Far from being timeless and immutable, God in the Hebrew Bible is active, engaged, in constant dialogue with his people, calling, urging, warning, challenging and forgiving. When Malachi says in the name of God, ‘I the Lord do not change’ (Malachi 3: 6), he is not speaking about his essence as pure being, the unmoved mover, but about his moral commitments. God keeps his promises even when his children break theirs. What does not change about God are the covenants he makes with Noah, Abraham and the Israelites at Sinai.
Sacks, Jonathan. The Great Partnership: Science, Religion, and the Search for Meaning (p. 65). Knopf Doubleday Publishing Group. Kindle Edition.
Actually I was thinking of a different verse in scripture. Stop adding more verses that oppose your view. This verse rejects many open theists view that God could sin tomorrow. God sinning any time in the future is completely possible to many open theists. God could potentially become as evil as Hitler.
MRG, Nonsense… Where else does God say He does not change? In a quote from God? Nonsense. You don’t know the Bible.
In Malachi, the issue is that Israel is evil. God wants to utterly destroy them. But God refrains. Why? Because of His unilateral promise to Abraham (the promise which most statements throughout the Bible in reference to God not changing are actually about). He follows this up with this:

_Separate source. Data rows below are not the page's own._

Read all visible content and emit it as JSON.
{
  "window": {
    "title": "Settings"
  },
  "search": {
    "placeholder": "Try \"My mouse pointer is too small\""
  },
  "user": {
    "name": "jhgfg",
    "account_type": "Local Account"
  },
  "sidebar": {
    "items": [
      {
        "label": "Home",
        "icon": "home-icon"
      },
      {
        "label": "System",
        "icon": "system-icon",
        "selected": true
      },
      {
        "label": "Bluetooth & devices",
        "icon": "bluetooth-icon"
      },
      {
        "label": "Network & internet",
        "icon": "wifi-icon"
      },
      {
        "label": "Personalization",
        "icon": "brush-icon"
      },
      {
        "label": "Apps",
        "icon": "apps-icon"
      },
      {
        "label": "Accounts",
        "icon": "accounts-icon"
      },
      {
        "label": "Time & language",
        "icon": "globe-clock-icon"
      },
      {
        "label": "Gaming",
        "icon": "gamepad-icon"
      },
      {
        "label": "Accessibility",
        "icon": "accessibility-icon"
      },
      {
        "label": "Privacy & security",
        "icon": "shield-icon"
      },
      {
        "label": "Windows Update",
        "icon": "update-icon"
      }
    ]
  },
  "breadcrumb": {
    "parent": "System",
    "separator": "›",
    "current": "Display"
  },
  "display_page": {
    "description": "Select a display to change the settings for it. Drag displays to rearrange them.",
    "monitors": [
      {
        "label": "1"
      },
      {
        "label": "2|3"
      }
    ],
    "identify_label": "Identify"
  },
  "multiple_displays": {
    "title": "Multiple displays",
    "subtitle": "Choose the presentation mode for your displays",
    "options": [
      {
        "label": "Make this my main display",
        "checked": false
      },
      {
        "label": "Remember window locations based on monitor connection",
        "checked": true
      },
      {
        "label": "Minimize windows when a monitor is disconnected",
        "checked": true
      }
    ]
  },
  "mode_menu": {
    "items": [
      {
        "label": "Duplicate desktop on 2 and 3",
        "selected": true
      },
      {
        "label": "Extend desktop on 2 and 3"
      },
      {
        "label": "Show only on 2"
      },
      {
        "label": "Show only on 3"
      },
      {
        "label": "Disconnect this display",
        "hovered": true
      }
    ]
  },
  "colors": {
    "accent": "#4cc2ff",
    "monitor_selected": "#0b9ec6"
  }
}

Mal 3:7 From the days of your fathers you have turned aside from my statutes and have not kept them. Return to me, and I will return to you, says the LORD of hosts.
So God follows this up saying God will change in relation to man. Don’t read the end of the chapter, because meshing what happens there with immutability is absurd.
You see how open theism bleeds into many areas of theology and creates bad thinking everywhere?
Seriously though, what verse were you thinking about in which God says: “I am God… I do not change” Where?
Again, you don’t know the Bible. You blatantly prooftext out of context. And the context more often than not counters how you want to take verses.
Chris I don’t know where you get your arguments from Greg Boyd? Bob Enyart?
Chris so when we are doing exegesis of scripture there are oh I’m guessing around 60 semantic functions that help us rightly interpret scripture and not butcher it…
You missed the word “therefore”
Now can you tell me why this is important to the text and our conversation ?
Alright. Things are not going well for you. Let’s run a tally.
1. You thought you were quoting a different verse than Mal 3:6 in which God says He doesnt change. Doesn’t exist.
2. You refused to read the context of the verse, and try to figure out why a prominent Rabbi would see this as a verse ripped out of context to support a Platonic notion of God. Alright, just discount Rabbi Sacks.
3. You appeal to an ad hominem, pretending that the validity of my beliefs has anything to do with “who I got them from”. If you just read our conversation, you can see quote from Rabbi Sacks. Will it ever dawn on you that your preferred reading of the text is not kosher or warranted by the text. It is not just me saying it.
4. Where do I miss the word “therefore”? When I literally quote you, and you claimed you were quoting the Bible? Is that your argument, that you instead of quoting an actual verse of the Bible you were making up stuff?
5. Then you ignore my questions about context, and ask “why is this important to the text of our conversation”… back up and answer my contextual questions. Here they are:
a. would you care to just give a brief overview of the situation in Mal 3, in which we find this verse?
“I the Lord do not change, therefore… Israel is not destroyed.”
b. How does one lead to the other?
c. How does that fit the context?